**What you will do:**
Nothing in the data may be changed; retype all of it.

*** Data to examine ***

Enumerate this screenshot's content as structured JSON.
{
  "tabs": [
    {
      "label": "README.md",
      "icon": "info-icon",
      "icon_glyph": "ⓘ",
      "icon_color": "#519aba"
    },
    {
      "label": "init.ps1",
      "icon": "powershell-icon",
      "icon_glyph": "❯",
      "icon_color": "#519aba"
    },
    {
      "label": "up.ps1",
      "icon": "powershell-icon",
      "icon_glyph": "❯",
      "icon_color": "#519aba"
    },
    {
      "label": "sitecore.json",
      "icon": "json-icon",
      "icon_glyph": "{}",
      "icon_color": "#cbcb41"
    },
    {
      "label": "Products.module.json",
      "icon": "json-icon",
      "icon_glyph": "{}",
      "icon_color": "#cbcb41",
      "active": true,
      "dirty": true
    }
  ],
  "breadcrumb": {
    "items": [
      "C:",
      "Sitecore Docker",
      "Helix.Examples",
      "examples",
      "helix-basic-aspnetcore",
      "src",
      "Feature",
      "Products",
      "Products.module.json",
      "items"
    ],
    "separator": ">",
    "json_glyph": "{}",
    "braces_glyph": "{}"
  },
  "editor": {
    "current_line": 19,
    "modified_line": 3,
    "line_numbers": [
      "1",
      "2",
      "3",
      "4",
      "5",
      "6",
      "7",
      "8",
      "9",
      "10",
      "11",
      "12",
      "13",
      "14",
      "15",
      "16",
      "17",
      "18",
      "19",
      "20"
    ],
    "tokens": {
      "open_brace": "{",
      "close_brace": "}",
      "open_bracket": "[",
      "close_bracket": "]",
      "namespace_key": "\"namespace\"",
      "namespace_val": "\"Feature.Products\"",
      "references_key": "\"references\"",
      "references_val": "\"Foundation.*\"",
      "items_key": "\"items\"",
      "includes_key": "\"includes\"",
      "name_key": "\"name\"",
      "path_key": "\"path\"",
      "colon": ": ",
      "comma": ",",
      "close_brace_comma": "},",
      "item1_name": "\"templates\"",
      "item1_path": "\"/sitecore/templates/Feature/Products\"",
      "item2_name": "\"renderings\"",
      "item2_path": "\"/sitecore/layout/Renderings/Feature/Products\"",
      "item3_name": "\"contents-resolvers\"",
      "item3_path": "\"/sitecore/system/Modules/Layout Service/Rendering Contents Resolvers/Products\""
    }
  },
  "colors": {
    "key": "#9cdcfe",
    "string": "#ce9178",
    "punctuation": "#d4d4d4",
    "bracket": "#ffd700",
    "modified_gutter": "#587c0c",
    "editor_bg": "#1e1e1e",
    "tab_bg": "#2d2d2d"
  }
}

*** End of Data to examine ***

**Answer space:**
Enumerate this screenshot's content as structured JSON.
{
  "tabs": [
    {
      "label": "README.md",
      "icon": "info-icon",
      "icon_glyph": "ⓘ",
      "icon_color": "#519aba"
    },
    {
      "label": "init.ps1",
      "icon": "powershell-icon",
      "icon_glyph": "❯",
      "icon_color": "#519aba"
    },
    {
      "label": "up.ps1",
      "icon": "powershell-icon",
      "icon_glyph": "❯",
      "icon_color": "#519aba"
    },
    {
      "label": "sitecore.json",
      "icon": "json-icon",
      "icon_glyph": "{}",
      "icon_color": "#cbcb41"
    },
    {
      "label": "Products.module.json",
      "icon": "json-icon",
      "icon_glyph": "{}",
      "icon_color": "#cbcb41",
      "active": true,
      "dirty": true
    }
  ],
  "breadcrumb": {
    "items": [
      "C:",
      "Sitecore Docker",
      "Helix.Examples",
      "examples",
      "helix-basic-aspnetcore",
      "src",
      "Feature",
      "Products",
      "Products.module.json",
      "items"
    ],
    "separator": ">",
    "json_glyph": "{}",
    "braces_glyph": "{}"
  },
  "editor": {
    "current_line": 19,
    "modified_line": 3,
    "line_numbers": [
      "1",
      "2",
      "3",
      "4",
      "5",
      "6",
      "7",
      "8",
      "9",
      "10",
      "11",
      "12",
      "13",
      "14",
      "15",
      "16",
      "17",
      "18",
      "19",
      "20"
    ],
    "tokens": {
      "open_brace": "{",
      "close_brace": "}",
      "open_bracket": "[",
      "close_bracket": "]",
      "namespace_key": "\"namespace\"",
      "namespace_val": "\"Feature.Products\"",
      "references_key": "\"references\"",
      "references_val": "\"Foundation.*\"",
      "items_key": "\"items\"",
      "includes_key": "\"includes\"",
      "name_key": "\"name\"",
      "path_key": "\"path\"",
      "colon": ": ",
      "comma": ",",
      "close_brace_comma": "},",
      "item1_name": "\"templates\"",
      "item1_path": "\"/sitecore/templates/Feature/Products\"",
      "item2_name": "\"renderings\"",
      "item2_path": "\"/sitecore/layout/Renderings/Feature/Products\"",
      "item3_name": "\"contents-resolvers\"",
      "item3_path": "\"/sitecore/system/Modules/Layout Service/Rendering Contents Resolvers/Products\""
    }
  },
  "colors": {
    "key": "#9cdcfe",
    "string": "#ce9178",
    "punctuation": "#d4d4d4",
    "bracket": "#ffd700",
    "modified_gutter": "#587c0c",
    "editor_bg": "#1e1e1e",
    "tab_bg": "#2d2d2d"
  }
}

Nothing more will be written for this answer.